Report each line from the records where the string "自律崽崽" turns up.

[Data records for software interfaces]
• • • • •

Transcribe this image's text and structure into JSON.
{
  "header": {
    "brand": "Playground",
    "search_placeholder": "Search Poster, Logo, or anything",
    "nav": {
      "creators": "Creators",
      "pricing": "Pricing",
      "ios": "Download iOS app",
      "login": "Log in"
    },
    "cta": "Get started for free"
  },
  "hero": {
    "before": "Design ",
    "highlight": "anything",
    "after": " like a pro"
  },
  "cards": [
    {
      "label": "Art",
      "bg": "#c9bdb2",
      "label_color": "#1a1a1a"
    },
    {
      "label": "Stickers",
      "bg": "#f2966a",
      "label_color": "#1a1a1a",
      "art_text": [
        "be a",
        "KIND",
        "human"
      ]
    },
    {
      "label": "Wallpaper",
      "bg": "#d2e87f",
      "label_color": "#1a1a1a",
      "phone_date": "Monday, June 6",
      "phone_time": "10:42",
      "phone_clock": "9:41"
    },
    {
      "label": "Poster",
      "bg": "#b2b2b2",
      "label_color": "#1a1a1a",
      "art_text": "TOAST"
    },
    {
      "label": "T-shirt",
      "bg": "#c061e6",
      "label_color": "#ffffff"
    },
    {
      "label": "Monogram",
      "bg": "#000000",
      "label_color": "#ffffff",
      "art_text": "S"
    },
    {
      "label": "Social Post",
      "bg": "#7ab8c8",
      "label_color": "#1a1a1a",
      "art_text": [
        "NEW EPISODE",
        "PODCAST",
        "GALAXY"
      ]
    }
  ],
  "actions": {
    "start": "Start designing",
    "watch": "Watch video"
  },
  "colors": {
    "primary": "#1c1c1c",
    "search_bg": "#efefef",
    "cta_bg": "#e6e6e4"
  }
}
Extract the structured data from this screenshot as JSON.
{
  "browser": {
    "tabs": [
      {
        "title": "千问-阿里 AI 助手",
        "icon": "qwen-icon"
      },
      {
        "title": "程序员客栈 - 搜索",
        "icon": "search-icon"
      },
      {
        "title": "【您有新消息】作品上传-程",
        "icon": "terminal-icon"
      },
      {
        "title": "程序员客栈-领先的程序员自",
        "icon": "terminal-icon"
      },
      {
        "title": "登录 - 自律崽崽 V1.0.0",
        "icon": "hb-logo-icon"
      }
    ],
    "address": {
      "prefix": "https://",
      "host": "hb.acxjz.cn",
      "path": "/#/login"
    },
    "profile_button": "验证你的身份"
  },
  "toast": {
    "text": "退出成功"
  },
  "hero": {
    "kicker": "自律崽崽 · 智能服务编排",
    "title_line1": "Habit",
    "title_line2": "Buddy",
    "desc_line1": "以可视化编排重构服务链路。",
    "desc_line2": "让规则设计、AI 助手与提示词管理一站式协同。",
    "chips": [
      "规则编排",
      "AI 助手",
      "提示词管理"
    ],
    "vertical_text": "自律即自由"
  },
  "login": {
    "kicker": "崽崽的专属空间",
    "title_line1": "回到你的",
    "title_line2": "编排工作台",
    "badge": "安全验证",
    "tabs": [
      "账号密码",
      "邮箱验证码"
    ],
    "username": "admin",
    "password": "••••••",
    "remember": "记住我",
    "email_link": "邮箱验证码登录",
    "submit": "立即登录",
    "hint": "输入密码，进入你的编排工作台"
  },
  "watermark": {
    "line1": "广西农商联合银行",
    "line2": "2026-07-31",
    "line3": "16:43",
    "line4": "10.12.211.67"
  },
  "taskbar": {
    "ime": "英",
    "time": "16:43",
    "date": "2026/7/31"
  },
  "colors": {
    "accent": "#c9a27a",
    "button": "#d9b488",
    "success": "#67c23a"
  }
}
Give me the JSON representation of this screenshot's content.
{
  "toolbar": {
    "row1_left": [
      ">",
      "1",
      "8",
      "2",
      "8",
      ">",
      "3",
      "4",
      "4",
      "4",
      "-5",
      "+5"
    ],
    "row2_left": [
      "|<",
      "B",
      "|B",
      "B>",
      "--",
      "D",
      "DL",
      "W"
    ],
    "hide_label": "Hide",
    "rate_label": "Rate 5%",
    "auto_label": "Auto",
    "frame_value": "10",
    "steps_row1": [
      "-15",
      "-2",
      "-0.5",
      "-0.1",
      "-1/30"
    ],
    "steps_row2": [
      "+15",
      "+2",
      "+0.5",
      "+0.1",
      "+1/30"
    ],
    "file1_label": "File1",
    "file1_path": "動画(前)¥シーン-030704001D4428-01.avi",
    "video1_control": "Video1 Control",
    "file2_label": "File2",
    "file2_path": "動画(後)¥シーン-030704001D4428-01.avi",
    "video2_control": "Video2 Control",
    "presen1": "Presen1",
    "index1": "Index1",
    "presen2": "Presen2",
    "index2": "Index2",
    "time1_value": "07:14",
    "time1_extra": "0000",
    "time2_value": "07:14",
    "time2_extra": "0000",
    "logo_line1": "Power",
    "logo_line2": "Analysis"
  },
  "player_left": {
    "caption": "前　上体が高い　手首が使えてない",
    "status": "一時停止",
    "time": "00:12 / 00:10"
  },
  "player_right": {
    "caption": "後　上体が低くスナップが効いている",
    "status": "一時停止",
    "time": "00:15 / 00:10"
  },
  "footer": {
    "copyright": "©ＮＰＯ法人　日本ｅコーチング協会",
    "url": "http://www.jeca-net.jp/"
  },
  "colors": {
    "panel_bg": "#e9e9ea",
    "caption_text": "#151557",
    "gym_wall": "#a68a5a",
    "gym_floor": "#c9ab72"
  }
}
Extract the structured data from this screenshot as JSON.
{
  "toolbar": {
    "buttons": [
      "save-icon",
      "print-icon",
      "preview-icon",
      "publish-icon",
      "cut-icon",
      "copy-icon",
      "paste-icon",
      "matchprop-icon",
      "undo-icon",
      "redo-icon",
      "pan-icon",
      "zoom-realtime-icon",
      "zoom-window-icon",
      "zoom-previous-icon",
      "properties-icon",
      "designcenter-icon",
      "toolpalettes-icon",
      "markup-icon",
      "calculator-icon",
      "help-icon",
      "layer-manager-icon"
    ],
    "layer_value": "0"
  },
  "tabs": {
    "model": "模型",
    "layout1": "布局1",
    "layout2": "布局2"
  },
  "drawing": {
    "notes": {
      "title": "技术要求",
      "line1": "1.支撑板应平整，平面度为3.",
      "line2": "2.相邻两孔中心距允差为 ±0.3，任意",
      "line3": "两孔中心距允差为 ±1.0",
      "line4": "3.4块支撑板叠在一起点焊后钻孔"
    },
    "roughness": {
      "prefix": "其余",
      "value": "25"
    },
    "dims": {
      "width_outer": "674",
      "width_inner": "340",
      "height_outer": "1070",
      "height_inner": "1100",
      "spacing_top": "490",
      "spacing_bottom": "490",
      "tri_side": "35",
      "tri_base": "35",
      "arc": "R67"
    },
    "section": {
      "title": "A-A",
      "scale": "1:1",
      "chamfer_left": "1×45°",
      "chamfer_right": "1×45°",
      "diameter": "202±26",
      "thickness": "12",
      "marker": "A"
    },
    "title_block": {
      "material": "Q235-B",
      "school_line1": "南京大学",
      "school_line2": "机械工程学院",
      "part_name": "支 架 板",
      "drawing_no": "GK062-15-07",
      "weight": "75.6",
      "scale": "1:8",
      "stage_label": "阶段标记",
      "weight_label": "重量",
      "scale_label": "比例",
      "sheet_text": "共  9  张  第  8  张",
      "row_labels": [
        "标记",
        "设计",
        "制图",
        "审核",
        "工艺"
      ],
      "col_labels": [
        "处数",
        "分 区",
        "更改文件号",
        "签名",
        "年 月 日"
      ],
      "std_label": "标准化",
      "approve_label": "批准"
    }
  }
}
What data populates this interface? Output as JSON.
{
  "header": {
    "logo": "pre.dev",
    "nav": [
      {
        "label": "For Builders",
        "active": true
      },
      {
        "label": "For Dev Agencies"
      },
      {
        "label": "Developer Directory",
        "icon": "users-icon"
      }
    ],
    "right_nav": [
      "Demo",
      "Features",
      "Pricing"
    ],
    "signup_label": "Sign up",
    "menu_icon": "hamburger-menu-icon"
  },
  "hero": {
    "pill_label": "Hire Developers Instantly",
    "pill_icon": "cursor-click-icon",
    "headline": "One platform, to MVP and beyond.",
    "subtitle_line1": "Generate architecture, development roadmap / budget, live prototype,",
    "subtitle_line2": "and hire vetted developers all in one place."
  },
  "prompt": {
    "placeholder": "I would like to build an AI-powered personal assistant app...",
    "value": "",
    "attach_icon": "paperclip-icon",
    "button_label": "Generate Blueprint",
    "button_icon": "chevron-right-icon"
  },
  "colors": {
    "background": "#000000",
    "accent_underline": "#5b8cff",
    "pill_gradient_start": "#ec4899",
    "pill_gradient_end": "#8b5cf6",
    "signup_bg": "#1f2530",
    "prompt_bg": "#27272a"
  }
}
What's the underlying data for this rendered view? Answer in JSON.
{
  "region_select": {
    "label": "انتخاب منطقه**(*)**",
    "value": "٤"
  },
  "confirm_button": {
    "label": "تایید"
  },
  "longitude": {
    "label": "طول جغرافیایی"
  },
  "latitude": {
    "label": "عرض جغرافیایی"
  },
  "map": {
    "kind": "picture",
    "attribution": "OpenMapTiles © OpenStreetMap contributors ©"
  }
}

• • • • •

## TASK RESPONSE
        "title": "登录 - 自律崽崽 V1.0.0",
    "kicker": "自律崽崽 · 智能服务编排",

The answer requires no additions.